Biden Deals Blow To Religious Liberties
President Biden today fired Sharon Fast Gustafson, the General Counsel of the Equal Employment Opportunity Commission (EEOC). First he requested her resignation. She sent this letter to him refusing to resign:
This morning, a White House official responded to this by firing her, effective 5pm today.
Notice Gustafson’s point about the work she convened to listen to religious people about their experiences dealing with perceived infringements on their religious liberties in the workplace. Why would the Biden administration want to axe these, if not to signal that defending religious liberty in the workplace does not matter to this administration?

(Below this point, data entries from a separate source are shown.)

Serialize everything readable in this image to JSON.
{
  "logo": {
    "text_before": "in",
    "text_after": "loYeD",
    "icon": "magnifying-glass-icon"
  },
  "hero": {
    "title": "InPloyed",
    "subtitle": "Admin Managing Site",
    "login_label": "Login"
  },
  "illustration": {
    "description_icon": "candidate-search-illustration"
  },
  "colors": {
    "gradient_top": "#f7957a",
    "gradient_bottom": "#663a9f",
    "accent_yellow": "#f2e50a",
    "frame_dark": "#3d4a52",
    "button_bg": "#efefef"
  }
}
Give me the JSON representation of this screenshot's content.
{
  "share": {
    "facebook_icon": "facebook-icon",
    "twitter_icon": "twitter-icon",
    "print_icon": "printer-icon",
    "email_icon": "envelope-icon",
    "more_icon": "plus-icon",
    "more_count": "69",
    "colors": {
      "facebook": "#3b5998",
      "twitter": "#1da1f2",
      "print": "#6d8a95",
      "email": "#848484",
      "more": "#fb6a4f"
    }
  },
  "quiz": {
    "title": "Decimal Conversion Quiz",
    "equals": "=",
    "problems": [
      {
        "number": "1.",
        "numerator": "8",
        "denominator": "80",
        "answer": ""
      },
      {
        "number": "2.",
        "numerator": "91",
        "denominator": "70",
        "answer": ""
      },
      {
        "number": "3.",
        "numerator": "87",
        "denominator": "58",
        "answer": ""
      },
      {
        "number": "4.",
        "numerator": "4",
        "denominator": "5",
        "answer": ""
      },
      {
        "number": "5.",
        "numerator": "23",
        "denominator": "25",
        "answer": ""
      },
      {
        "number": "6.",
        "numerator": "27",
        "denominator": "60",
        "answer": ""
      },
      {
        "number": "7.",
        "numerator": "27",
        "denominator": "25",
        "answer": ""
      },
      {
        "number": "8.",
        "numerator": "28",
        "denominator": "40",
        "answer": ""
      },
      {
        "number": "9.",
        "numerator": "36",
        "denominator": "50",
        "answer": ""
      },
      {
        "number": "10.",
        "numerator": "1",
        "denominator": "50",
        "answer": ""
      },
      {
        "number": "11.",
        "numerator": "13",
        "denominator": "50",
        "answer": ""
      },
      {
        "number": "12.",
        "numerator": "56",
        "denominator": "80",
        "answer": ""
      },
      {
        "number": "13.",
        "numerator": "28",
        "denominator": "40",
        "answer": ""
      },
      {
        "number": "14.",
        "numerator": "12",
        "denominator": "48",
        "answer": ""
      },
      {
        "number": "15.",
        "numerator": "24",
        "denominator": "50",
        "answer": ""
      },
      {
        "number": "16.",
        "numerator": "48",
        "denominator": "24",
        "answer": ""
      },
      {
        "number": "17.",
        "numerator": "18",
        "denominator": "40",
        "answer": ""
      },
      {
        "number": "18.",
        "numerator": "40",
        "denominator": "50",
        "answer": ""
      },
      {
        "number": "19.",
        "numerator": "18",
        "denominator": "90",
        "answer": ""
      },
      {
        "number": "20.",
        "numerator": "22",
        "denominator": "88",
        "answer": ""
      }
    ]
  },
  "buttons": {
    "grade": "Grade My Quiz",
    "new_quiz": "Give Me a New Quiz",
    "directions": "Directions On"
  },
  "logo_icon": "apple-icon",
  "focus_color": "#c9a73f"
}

I received a copy of that report. I can’t post the whole thing here, but it is a normal document. Here are the people who came in for the listening session, to share their experiences and concerns with EEOC officials:
It’s a wide, diverse collection of believers.
Here are excerpts from the report, of things that participants from these religious groups said concerned them:
Some who came to the listening sessions told the EEOC that their impression has been that the federal agency doesn’t care much about workplace discrimination against religious believers:
There’s a lot more there. Again, why would the Biden administration spike this stuff? The material quoted above, from the listening sessions, indicates points where religious liberty clashes with LGBT advocacy. Is the Biden administration not interested in all in religious liberty in the workplace, because at times it clashes with LGBT priorities?
EEOC Commissioner Andrea R. Lucas released this statement about the Gustafson sacking:
I find the action taken today by the White House against our independent agency to be deeply troubling, a break from long-established norms respected by presidents of both parties, an injection of partisanship where it had been absent, and telling evidence of what “unity” actually means to this President and his Administration.
In his inaugural address, the President said, “The right to dissent peaceably, within the guardrails of our Republic, is perhaps our nation’s greatest strength.” That, however, does not seem to apply to Sharon Gustafson. And if such a principle does not apply to the Equal Employment Opportunity Commission—the very agency charged with preventing and remedying discrimination and retaliation—where else does it apply? In the days leading up to the President’s decision to fire Ms. Gustafson, a report and related materials dealing with religious discrimination were removed from the EEOC’s website shortly after inauguration. Sharon Gustafson led the work group that produced that report; both she and I wrote letters that appear at the start of that report. I argued in my letter that calls for unity “cannot come at the expense of diversity” and that we “must find a way to be unified despite strongly held disagreements, not unified through uniformity.” I also warned that I was “deeply concerned that today, religious liberty has become a disfavored or second-class right in many areas of our society and culture.”Sadly, today, this Administration proves my points. The actions taken by this Administration are quite telling as to their priorities . . . and one can safely assume that combating religious discrimination—or retaliation, frankly, given Ms. Gustafson’s firing—is not one of them. Instead, it appears that this Administration intends to achieve unity through uniformity by removing all dissenting actors, thought, and content from the federal government, the public square, and the marketplace. In the words of the Roman historian, Tacitus, “they have created a wasteland and call it peace.”